Examples given by the court include images in which “penetration is clearly visible” or “descriptions or representations of masturbation or lewd exposure of the genitals.” By the criteria set forth in the case, federal courts will support prosecution of these types of depictions that states find obscene by the standards of their community, Weiss said.

“In many of these instances, we believe federal law is being violated. It doesn’t make sense to create a top-level domain name for materials that violate federal law,” he said. “It’s sort of like creating a domain name called ‘.drugs’ and permitting people to use that space to trade in illicit substances.”

ICM chairman Stuart Lawley, in a response to ICANN’s decision to delay establishing the domain, pointed out that the agency already offered ample opportunity to raise objections.

“We are, to say the very least, disappointed that concerns that should have been raised and addressed weeks and months ago are being raised in the final days,” he said.

In an interview, ICM founder Jason Hendeles suggested the criticism stemmed from a misunderstanding of the proposal, and he said ICM executives would spend the next month trying to clarify its intent.

Deborah Caldwell-Stone, deputy director of the ALA’s office for intellectual freedom, said her organization has no official position on the “.xxx” domain, as long as the provision remains voluntary and not a form of censorship. But she also said she’s not sure what good the measure would do to prevent willful children from obtaining pornography online.

“Certainly, it will help parents who want to filter this domain, as they will be able to do so by blocking it,” Caldwell-Stone said. “[But] I don’t think it will be the final solution to the problem.”

More than 260 domain name suffixes exist, mostly country codes such as “.fr” for France. Recent additions include “.eu” for the European Union and “.mobi” for mobile services.

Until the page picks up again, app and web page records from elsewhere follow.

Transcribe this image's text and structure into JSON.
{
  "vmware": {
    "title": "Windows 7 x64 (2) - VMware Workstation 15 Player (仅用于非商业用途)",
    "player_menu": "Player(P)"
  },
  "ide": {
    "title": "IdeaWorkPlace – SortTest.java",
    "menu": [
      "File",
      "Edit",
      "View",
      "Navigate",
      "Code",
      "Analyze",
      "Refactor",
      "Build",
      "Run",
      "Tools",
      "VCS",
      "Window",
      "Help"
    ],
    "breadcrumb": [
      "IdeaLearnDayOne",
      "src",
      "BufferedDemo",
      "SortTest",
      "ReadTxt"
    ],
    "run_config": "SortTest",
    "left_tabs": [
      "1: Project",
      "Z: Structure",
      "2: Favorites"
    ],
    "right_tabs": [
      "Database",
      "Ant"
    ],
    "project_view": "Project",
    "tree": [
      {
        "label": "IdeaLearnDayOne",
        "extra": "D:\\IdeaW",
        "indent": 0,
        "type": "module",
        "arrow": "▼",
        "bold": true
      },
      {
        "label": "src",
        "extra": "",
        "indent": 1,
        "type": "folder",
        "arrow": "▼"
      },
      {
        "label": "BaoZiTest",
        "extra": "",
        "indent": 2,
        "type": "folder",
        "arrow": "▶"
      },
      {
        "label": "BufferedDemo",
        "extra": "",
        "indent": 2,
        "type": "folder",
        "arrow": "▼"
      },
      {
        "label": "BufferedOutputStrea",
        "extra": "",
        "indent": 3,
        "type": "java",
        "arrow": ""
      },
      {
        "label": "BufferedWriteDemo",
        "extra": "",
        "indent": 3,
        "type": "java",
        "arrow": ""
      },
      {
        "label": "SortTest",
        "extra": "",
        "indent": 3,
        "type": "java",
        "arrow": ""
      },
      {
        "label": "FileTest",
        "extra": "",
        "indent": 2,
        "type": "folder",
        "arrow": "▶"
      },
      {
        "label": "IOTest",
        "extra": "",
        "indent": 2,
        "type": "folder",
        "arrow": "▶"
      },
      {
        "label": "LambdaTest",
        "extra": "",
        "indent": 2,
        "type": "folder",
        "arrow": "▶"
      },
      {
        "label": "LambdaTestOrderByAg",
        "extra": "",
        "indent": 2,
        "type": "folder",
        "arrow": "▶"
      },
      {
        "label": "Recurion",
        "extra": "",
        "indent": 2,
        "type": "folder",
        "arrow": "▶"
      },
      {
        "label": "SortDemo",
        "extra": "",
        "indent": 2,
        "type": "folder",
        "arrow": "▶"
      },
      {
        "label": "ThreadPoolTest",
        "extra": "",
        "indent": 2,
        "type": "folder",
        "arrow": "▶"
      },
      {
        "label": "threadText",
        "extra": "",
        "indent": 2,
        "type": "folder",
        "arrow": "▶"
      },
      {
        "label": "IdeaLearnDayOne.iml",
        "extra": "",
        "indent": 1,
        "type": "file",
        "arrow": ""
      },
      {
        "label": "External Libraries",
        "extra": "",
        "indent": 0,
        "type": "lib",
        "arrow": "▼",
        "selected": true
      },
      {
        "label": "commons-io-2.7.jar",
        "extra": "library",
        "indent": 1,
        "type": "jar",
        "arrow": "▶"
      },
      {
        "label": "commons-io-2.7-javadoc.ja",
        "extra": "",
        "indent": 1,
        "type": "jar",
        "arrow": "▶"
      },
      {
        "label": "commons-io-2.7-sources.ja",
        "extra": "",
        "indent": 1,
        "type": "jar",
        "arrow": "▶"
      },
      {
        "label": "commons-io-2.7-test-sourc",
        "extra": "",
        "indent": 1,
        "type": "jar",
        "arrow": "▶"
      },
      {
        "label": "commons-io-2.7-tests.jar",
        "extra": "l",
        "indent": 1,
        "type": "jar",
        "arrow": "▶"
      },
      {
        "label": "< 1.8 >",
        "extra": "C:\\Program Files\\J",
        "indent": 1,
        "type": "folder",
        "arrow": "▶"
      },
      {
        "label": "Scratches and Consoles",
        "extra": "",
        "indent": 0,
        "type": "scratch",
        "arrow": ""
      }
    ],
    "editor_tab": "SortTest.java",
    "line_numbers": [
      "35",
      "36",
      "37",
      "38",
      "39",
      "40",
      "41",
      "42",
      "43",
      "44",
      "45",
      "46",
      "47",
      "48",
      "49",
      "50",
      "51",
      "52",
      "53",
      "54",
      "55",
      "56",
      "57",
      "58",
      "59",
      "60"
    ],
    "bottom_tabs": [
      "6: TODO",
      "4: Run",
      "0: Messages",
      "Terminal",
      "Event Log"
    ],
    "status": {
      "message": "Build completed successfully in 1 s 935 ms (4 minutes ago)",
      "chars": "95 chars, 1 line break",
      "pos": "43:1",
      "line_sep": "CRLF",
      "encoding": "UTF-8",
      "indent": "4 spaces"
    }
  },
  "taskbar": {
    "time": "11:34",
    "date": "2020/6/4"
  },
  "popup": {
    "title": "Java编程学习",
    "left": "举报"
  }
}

Internet Corporation for Assigned Names and Numbers

Focus on the Family

American Library Association